■ Requirement ■
Write out every line from the listing below where the string "JSON" is found.
···
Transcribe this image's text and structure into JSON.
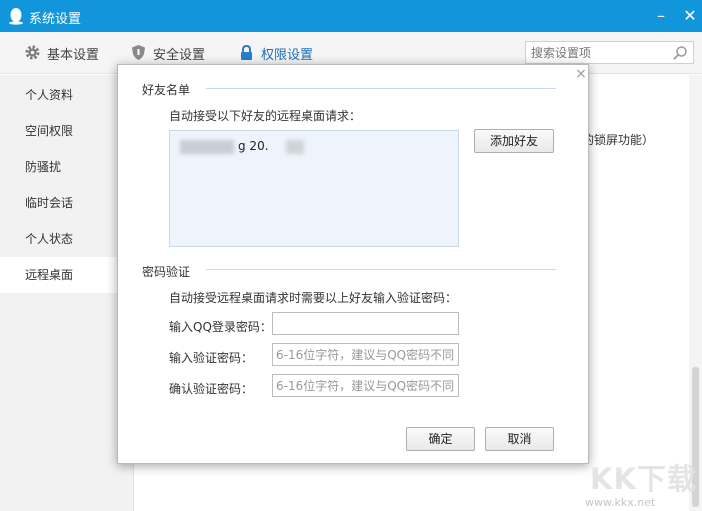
{
  "window": {
    "title": "系统设置",
    "minimize": "–",
    "close": "✕"
  },
  "topnav": {
    "tabs": [
      {
        "label": "基本设置",
        "icon": "gear-icon"
      },
      {
        "label": "安全设置",
        "icon": "shield-icon"
      },
      {
        "label": "权限设置",
        "icon": "lock-icon",
        "active": true
      }
    ],
    "search_placeholder": "搜索设置项"
  },
  "sidebar": {
    "items": [
      {
        "label": "个人资料"
      },
      {
        "label": "空间权限"
      },
      {
        "label": "防骚扰"
      },
      {
        "label": "临时会话"
      },
      {
        "label": "个人状态"
      },
      {
        "label": "远程桌面",
        "active": true
      }
    ]
  },
  "background": {
    "partial_text": "的锁屏功能）"
  },
  "dialog": {
    "close": "×",
    "friends_section": {
      "heading": "好友名单",
      "description": "自动接受以下好友的远程桌面请求：",
      "entries": [
        {
          "visible_text": "g     20."
        }
      ],
      "add_button": "添加好友"
    },
    "password_section": {
      "heading": "密码验证",
      "description": "自动接受远程桌面请求时需要以上好友输入验证密码：",
      "qq_password_label": "输入QQ登录密码：",
      "qq_password_value": "",
      "verify_label": "输入验证密码：",
      "verify_placeholder": "6-16位字符，建议与QQ密码不同",
      "confirm_label": "确认验证密码：",
      "confirm_placeholder": "6-16位字符，建议与QQ密码不同"
    },
    "ok_button": "确定",
    "cancel_button": "取消"
  },
  "watermark": {
    "logo_text": "KK下载",
    "url": "www.kkx.net"
  },
  "colors": {
    "titlebar": "#1296db",
    "accent": "#1e6fb8"
  }
}
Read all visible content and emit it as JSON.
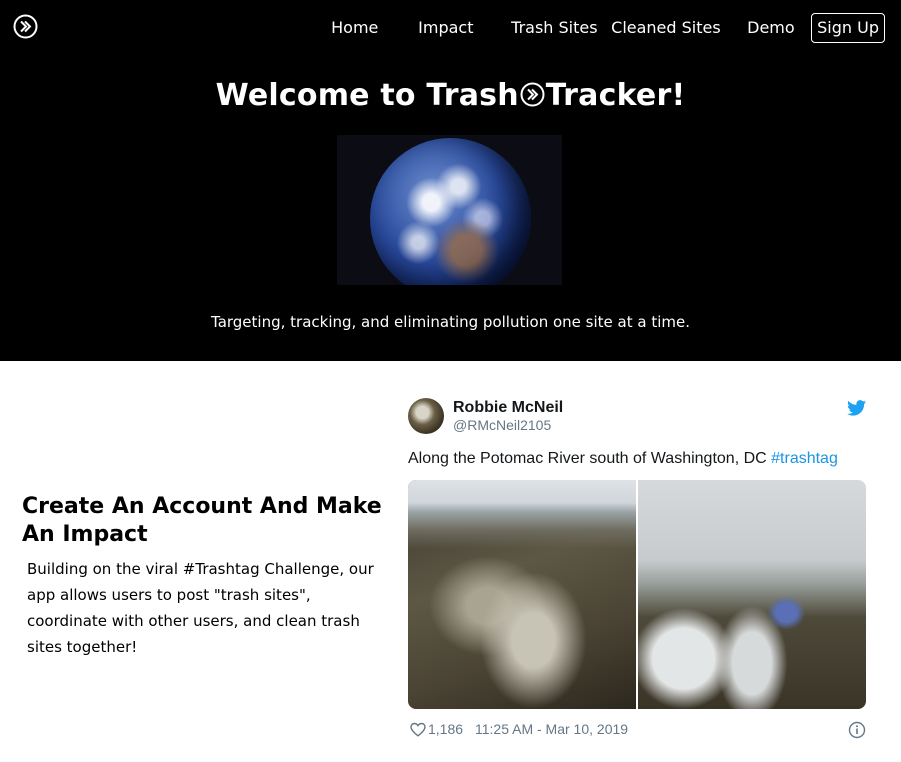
{
  "nav": {
    "home": "Home",
    "impact": "Impact",
    "trash_sites": "Trash Sites",
    "cleaned_sites": "Cleaned Sites",
    "demo": "Demo",
    "signup": "Sign Up"
  },
  "hero": {
    "title_before": "Welcome to Trash",
    "title_after": "Tracker!",
    "tagline": "Targeting, tracking, and eliminating pollution one site at a time."
  },
  "cta": {
    "heading": "Create An Account And Make An Impact",
    "body": "Building on the viral #Trashtag Challenge, our app allows users to post \"trash sites\", coordinate with other users, and clean trash sites together!"
  },
  "tweet": {
    "author_name": "Robbie McNeil",
    "author_handle": "@RMcNeil2105",
    "text": "Along the Potomac River south of Washington, DC ",
    "hashtag": "#trashtag",
    "likes": "1,186",
    "timestamp": "11:25 AM - Mar 10, 2019"
  },
  "icons": {
    "logo": "circle-double-chevron-icon",
    "twitter": "twitter-bird-icon",
    "like": "heart-icon",
    "info": "info-icon"
  },
  "colors": {
    "hero_bg": "#000000",
    "hashtag": "#1b95e0",
    "twitter_blue": "#1da1f2",
    "muted_text": "#657786"
  }
}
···
■ Final answer ■
Transcribe this image's text and structure into JSON.
Read all visible content and emit it as JSON.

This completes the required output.